‘Nikola and I’ reviewed by Gordon the Optom

by February 5, 2018

‘Nikola and I’ is a South Australian Production, now having its West Australian Premiere. The presentation is part of the Perth Fringe 2018. The Kleenheat Sizzle Factor should be Mild. The performer, David Geddes and his co-writer / director, Gail Fay, have cleverly written the semi-autobiographical script.

This enlightening show can be seen at the New Hayman Theatre, within the Curtin Theatre Arts at Building 302. Enter Curtin University from Manning Road, past CSIRO; turn right onto Brand Road – the ring road – and park in the last section of Car Park 9. There are signposts to the venue on the pathway opposite the car park.

The 70-minute performances are at 8.30 on Fridays and Mondays, and at 6.30 on Wednesdays and for the final show on Friday the 16th February.

 

The set. Rear wall and wings, black drapes. There were several black 50 cms cubes used as seats. The period costumes and various props have been well selected to make to interpretation of this fascinating scientific tale very lucid to the audience.

Stephen Carr supervised the installation of his lighting design. Three Curtin Theatre students – one each night – will operate the sound and lighting equipment. The operators are Calum Christie, Sarah Connolly, and Kieran Trembath.

 

       As the audience gathers outside the theatre, a man wearing an ancient mysterious outfit, a cross between an Eskimo and a Peruvian hill dweller, approaches everyone. He offers a piece of his special, multi-coloured strip of sweet. He does a reiki movement over each person, before moving to the next group.
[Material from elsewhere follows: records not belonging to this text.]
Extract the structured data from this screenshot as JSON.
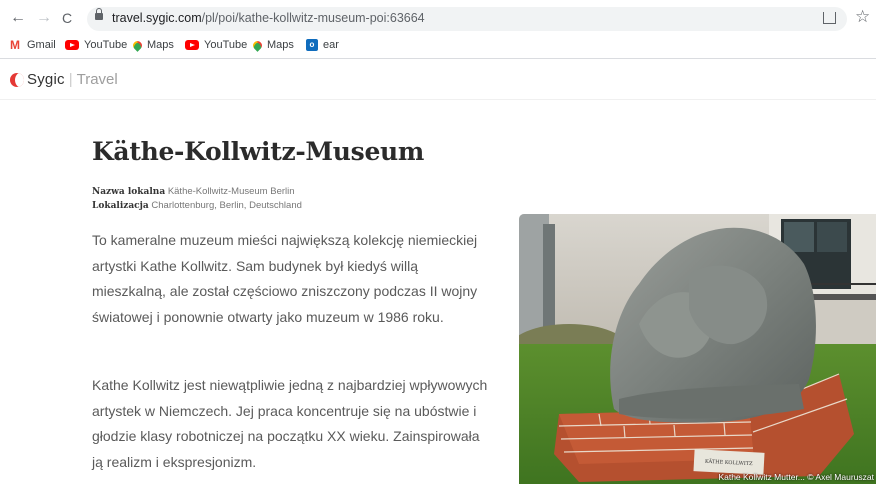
{
  "browser": {
    "url_domain": "travel.sygic.com",
    "url_path": "/pl/poi/kathe-kollwitz-museum-poi:63664",
    "back_glyph": "←",
    "forward_glyph": "→",
    "reload_glyph": "C",
    "star_glyph": "☆",
    "bookmarks": [
      {
        "label": "Gmail",
        "icon": "gmail-icon"
      },
      {
        "label": "YouTube",
        "icon": "youtube-icon"
      },
      {
        "label": "Maps",
        "icon": "maps-icon"
      },
      {
        "label": "YouTube",
        "icon": "youtube-icon"
      },
      {
        "label": "Maps",
        "icon": "maps-icon"
      },
      {
        "label": "ear",
        "icon": "outlook-icon"
      }
    ],
    "outlook_letter": "o"
  },
  "site": {
    "brand": "Sygic",
    "separator": "|",
    "product": "Travel"
  },
  "poi": {
    "title": "Käthe-Kollwitz-Museum",
    "local_name_label": "Nazwa lokalna",
    "local_name_value": "Käthe-Kollwitz-Museum Berlin",
    "location_label": "Lokalizacja",
    "location_value": "Charlottenburg, Berlin, Deutschland",
    "description": [
      "To kameralne muzeum mieści największą kolekcję niemieckiej artystki Kathe Kollwitz. Sam budynek był kiedyś willą mieszkalną, ale został częściowo zniszczony podczas II wojny światowej i ponownie otwarty jako muzeum w 1986 roku.",
      "Kathe Kollwitz jest niewątpliwie jedną z najbardziej wpływowych artystek w Niemczech. Jej praca koncentruje się na ubóstwie i głodzie klasy robotniczej na początku XX wieku. Zainspirowała ją realizm i ekspresjonizm."
    ],
    "photo_caption": "Kathe Kollwitz Mutter... © Axel Mauruszat",
    "plaque_text": "KÄTHE KOLLWITZ"
  },
  "colors": {
    "brand_red": "#e53935",
    "text_grey": "#5a5a5a"
  }
}
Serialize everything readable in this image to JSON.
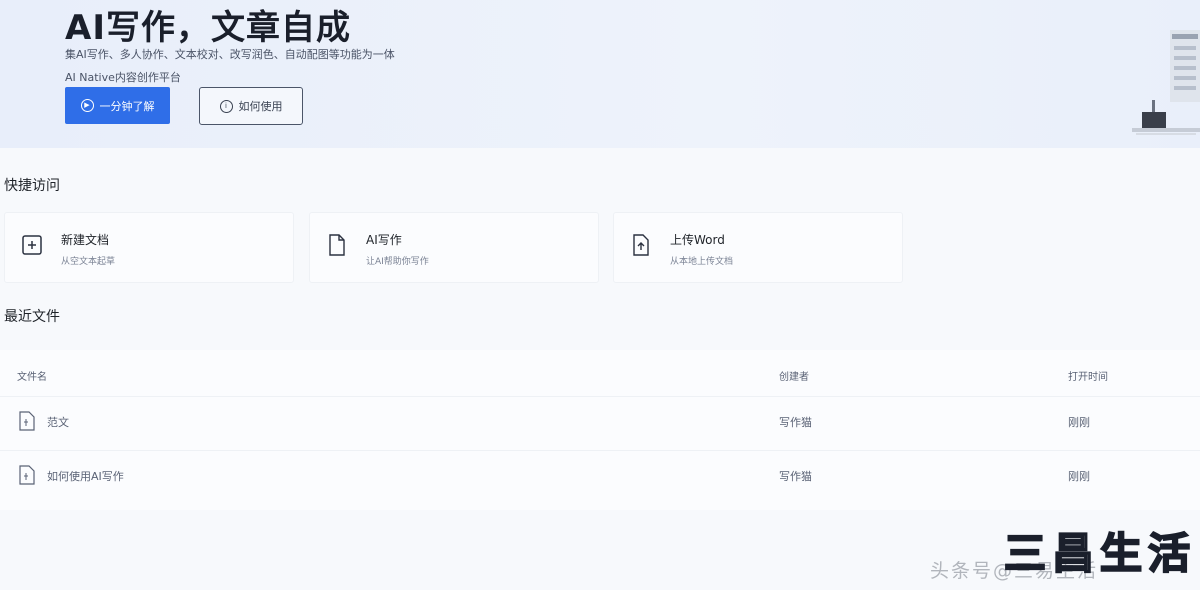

         When the show begins, the same character arrives in the present, shedding his strange garments. The young man (David Geddes) tells us how he has left home, tried studying, and ended up in mindless job. For relief he searches the internet for topics of interest. One day he discovers Nikola Tesla, the Croatian born American, who for decades after 1910, made world-changing discoveries.

       We are shown how Tesla was plagued by doubters, and his resilience to continue.

 

With such a serious and technically complicated subject, it would have been easy for the performer to be seen to be lecturing to the audience. However, with some clever tricks and pieces of everyday equipment, the audience soon learns that there are four dimensions in time and space and how they interlink.

David uses his magnetic personality and presentation to draw you into his world.

This play is not for everyone, but if you are interested in topics such as electric cars, Tesla’s power pack batteries and mind power, then you will have 70-minutes of riveting theatre.